Social media getting to the news first; spreading lies


Maci Lesh

Instagram allows plenty of unreliable new sources to fill people’s screens.

Twitter, TikTok, Instagram, Facebook, Snapchat, and so much more. In every direction, screens are filled with the roaring, biased, and fake posts that pass as ‘news’ in modern society. Upon opening almost any social media, my screen blares, informing me of what’s going on in the world, and chances are, I accept it as fact, and move on with my life.  So do many other Arvada West students. 

According to a poll from Arvada West students and families, 84% get their news from social media. This doesn’t just apply to A-West.
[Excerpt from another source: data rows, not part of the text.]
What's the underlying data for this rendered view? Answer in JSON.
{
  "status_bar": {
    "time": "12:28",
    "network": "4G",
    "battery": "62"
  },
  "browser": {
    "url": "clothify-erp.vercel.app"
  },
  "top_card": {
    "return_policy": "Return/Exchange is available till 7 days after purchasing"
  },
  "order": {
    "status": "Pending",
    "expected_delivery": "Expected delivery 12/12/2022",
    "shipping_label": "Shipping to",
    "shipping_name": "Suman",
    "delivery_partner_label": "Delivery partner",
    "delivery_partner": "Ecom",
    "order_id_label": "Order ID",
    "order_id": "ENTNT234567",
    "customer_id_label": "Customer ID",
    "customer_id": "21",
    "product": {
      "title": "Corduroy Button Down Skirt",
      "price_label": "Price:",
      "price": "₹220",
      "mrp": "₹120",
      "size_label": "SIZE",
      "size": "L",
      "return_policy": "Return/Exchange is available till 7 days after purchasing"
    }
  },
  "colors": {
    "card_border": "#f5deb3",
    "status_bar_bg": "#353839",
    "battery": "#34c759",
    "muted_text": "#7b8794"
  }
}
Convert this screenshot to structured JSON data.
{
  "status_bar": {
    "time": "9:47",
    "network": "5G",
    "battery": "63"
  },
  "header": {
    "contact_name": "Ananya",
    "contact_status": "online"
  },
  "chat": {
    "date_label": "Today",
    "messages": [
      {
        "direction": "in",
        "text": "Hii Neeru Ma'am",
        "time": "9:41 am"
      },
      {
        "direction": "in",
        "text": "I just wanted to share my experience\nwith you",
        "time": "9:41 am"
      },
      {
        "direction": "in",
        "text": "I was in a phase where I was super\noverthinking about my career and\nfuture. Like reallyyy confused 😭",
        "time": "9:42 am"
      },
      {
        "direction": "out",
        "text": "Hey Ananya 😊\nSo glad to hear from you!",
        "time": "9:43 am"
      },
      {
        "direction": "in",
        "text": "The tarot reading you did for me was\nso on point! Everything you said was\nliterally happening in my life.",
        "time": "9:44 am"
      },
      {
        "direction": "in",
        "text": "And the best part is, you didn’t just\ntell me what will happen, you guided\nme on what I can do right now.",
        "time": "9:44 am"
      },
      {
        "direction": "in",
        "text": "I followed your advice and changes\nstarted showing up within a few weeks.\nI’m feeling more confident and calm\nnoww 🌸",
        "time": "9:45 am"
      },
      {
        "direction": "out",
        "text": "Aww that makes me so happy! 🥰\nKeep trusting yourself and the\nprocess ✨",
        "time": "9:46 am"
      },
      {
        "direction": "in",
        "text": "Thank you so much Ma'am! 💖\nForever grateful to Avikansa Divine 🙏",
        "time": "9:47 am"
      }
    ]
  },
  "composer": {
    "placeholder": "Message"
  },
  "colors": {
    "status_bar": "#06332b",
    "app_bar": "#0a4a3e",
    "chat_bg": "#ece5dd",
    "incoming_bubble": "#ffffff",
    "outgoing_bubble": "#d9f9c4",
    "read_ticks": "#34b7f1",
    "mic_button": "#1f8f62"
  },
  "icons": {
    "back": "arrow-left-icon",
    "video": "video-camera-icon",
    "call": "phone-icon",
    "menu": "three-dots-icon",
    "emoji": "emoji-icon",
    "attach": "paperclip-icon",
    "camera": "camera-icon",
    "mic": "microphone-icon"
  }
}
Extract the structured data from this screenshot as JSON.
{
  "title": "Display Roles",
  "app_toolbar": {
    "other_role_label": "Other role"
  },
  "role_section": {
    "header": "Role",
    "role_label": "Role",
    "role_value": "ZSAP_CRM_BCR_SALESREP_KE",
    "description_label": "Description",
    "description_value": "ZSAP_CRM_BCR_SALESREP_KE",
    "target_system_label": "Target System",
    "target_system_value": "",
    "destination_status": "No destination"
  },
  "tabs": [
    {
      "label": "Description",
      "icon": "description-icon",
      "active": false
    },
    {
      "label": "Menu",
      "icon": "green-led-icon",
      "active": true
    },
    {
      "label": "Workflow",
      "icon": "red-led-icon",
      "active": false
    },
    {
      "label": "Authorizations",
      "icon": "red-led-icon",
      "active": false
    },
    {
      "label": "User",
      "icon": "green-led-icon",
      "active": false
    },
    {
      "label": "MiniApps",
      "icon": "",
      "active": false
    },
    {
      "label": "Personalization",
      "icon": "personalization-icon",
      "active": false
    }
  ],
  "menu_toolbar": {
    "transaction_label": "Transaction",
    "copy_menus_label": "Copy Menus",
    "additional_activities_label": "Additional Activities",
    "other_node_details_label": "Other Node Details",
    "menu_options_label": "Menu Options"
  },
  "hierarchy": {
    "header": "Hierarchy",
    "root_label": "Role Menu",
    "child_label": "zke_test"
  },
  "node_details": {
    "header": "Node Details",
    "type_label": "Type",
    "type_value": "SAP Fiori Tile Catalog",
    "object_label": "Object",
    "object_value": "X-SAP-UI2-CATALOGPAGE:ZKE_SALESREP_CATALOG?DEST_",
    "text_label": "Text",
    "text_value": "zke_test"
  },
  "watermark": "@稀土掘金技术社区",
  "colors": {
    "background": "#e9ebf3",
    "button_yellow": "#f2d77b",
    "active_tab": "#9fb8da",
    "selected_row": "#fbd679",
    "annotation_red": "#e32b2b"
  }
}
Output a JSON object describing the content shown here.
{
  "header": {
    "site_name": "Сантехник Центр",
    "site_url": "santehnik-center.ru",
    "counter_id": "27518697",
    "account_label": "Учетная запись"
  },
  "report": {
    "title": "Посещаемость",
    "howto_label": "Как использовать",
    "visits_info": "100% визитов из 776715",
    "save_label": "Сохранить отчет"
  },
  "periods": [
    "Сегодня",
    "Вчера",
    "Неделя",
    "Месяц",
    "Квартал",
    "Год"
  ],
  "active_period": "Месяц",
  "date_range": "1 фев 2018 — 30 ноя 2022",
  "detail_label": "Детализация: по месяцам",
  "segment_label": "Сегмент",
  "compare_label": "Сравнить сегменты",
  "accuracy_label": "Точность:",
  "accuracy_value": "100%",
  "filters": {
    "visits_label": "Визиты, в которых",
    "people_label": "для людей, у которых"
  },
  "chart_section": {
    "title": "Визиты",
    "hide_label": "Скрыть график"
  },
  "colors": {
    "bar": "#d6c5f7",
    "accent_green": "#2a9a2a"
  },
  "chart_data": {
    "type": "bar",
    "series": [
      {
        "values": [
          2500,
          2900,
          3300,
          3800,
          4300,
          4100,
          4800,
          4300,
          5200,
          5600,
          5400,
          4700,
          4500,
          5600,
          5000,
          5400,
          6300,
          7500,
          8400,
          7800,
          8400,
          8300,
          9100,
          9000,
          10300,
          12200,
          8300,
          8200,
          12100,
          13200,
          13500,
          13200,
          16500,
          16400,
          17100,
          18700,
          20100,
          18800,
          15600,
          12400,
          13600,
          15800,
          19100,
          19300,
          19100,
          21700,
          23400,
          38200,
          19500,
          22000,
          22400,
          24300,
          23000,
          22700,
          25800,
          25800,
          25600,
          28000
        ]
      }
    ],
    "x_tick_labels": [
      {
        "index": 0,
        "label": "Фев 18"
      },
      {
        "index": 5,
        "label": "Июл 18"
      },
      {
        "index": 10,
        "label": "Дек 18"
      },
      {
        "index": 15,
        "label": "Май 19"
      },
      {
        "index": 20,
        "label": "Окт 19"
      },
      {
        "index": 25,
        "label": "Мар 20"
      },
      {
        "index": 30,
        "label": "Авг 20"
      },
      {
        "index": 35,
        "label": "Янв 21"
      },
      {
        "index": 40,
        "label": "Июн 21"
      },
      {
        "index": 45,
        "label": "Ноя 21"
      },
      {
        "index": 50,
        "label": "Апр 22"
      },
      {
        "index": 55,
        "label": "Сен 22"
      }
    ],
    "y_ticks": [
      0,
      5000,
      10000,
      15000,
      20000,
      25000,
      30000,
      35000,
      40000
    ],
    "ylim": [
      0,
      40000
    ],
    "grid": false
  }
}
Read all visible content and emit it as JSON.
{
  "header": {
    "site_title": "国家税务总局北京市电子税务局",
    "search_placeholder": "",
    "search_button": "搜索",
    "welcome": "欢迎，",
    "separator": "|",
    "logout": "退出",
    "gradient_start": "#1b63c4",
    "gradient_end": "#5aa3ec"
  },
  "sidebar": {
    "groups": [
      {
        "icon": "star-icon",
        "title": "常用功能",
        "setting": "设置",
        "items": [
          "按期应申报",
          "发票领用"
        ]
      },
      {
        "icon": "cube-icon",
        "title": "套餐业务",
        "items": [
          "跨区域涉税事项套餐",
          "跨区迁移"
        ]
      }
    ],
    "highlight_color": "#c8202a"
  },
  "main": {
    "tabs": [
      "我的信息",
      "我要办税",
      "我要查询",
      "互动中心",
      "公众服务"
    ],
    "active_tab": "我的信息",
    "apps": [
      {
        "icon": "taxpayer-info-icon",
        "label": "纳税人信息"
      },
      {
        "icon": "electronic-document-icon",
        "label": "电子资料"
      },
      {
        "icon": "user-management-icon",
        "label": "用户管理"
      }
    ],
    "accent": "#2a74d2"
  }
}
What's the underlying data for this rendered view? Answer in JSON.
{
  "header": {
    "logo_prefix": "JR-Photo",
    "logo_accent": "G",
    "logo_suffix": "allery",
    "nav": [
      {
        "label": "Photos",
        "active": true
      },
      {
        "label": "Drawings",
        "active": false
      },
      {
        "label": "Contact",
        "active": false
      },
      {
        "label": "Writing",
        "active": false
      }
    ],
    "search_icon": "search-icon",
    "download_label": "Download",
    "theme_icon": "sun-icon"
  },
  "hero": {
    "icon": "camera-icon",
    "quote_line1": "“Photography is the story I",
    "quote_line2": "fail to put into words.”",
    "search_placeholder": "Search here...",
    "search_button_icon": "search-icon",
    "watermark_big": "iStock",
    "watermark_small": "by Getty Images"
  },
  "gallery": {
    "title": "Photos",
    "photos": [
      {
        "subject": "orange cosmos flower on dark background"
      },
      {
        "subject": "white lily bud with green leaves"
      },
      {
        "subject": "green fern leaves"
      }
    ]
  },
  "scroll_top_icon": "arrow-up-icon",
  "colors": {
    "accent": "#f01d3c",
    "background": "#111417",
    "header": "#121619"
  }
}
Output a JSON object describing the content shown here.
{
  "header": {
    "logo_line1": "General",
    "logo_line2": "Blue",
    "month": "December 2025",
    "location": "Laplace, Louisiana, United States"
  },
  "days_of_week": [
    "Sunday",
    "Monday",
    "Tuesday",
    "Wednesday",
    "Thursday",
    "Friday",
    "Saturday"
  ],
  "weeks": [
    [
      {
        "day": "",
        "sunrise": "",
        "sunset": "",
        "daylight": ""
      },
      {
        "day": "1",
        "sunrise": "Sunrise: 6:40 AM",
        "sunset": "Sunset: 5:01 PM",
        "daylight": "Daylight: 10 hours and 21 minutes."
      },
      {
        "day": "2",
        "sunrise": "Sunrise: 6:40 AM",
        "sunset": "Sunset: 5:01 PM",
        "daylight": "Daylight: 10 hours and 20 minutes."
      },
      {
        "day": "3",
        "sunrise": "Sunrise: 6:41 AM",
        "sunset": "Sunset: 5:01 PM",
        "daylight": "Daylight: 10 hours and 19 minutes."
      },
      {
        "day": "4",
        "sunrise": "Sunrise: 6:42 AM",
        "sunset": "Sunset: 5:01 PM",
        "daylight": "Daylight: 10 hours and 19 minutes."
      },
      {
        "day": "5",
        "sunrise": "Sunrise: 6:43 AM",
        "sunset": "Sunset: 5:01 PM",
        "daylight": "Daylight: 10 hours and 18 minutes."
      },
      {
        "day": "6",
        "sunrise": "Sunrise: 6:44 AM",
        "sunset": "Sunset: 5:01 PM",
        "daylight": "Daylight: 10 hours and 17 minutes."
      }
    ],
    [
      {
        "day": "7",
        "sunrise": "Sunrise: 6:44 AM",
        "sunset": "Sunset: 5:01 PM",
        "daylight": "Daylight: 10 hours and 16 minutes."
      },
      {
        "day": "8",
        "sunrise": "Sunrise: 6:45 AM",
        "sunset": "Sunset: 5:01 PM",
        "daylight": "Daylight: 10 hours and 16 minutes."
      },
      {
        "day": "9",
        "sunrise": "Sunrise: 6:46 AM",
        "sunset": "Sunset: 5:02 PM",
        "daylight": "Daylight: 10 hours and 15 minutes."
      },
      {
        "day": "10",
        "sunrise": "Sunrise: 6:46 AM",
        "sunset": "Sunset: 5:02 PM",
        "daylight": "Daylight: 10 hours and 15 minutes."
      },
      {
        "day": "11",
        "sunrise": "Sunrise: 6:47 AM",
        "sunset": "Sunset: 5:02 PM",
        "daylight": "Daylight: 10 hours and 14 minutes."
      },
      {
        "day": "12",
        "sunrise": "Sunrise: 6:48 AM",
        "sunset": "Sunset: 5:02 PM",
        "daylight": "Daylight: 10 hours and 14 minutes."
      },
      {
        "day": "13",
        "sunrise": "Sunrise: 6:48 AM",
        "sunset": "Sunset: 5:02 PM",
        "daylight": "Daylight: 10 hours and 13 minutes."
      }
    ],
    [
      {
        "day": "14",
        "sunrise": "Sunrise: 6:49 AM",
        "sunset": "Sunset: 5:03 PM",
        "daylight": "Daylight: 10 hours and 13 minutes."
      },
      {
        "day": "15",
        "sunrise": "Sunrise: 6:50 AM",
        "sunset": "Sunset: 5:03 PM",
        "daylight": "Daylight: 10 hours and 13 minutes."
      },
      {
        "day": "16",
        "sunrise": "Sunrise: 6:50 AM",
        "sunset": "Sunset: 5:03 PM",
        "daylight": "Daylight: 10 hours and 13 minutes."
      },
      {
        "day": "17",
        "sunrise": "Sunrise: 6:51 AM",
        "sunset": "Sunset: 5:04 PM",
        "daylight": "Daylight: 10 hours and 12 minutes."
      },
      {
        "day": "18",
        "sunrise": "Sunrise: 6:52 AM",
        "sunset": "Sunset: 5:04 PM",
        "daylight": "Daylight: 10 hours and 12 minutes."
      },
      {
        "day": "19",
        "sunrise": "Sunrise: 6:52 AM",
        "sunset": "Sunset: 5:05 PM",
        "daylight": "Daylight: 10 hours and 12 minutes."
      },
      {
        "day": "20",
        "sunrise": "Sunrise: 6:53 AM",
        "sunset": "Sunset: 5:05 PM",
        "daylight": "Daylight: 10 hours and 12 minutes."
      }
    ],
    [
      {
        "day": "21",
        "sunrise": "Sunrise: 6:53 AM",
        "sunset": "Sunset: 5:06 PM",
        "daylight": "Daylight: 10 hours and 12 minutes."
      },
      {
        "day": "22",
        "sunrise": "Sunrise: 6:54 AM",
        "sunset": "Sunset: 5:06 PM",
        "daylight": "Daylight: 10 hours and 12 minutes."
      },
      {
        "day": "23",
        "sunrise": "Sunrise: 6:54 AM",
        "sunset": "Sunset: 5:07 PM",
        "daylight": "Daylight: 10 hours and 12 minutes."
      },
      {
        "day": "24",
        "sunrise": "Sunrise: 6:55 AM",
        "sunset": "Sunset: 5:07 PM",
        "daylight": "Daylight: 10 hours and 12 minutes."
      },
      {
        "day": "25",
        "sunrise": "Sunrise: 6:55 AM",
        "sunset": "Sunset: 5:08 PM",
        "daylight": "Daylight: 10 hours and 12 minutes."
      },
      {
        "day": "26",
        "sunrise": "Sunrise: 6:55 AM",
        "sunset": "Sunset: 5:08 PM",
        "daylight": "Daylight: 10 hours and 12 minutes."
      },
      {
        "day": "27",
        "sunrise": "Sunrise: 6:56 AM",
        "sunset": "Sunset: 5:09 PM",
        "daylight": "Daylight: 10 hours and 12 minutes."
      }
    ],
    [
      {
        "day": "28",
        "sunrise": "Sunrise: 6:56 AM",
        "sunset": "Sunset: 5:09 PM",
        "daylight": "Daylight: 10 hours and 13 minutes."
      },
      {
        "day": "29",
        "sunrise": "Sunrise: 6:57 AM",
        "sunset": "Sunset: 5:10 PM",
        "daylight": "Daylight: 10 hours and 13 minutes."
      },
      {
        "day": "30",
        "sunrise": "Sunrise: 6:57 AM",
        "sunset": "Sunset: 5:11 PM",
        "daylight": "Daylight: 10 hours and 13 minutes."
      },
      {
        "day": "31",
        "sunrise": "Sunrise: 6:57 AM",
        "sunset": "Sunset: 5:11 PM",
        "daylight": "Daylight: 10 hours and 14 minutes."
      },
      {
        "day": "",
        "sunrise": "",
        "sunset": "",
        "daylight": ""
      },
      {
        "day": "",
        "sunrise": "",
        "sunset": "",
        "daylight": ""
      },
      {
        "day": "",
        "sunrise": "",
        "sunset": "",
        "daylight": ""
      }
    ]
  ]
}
In an article by Forbes, “Social media has become the main source of news online with more than 2.4 billion internet users, nearly 64.5 percent receive breaking news from Facebook, Twitter, YouTube, Snapchat and Instagram instead of traditional media.”

News coming from social media has become a growing problem that needs to be addressed. More and more, people get their information from sources that aren’t legitimate. It spreads fake news and illegitimate information. NBC has written an article about this. “Falsehood diffused significantly farther, faster, deeper, and more broadly than the truth in all categories of information, and the effects were more pronounced for false political news than for false news about terrorism, natural disasters, science, urban legends, or financial information,’ the team’, led by Sinan Aral of the Massachusetts Institute of Technology, wrote in the journal Science.”

Kelly Granfield, activities director at A-West, thinks, “Deciphering out the fake with the real, that’s the problem with it. So then when you see what’s really real on there, you question it because you’ve seen other stuff that’s not true.”

Twitter has a section of its website dedicated to ‘News,’ though what they consider ‘news’ is debatable. (Maci Lesh)

Some people might say that with so many news sources, it’s hard to distinguish and know what the ‘best source’ is. Major news sources have gone from just being The New York Times and the Washington Post, especially since the transition from newspaper to online news. Readers find options with strong political controversies like Fox and CNN, with plenty of places in between like ABC, NBC, AP, BBC, CBS, NPR, USA Today, The Guardian, etc. So many places that are all saying slightly different information. This is a problem in and of itself, but reading slightly different information from the dozens of arguable ‘reliable’ sources is much better than solely focusing on something like Twitter or Facebook. 

Granfield says, “The local news has good stuff. I just feel like some of that, you know is biased based on which station, which paper. So, I think the best thing, which nobody really has time for, is it to find it all and see what you think.”

Finding common information and facts from several sources is the best way to ensure you have accurate information. But not everybody is willing to put in that time, so instead, they open Twitter or Instagram and take whatever they read as gospel. This spreads misinformation and contributes to biased news and fuels the flames for more political and social controversy. 

So today is the day that when a notification pops up when you scroll onto this Instagram post, there will be an active decision to go out and find real research. To choose to take part in our world and the events happening in it.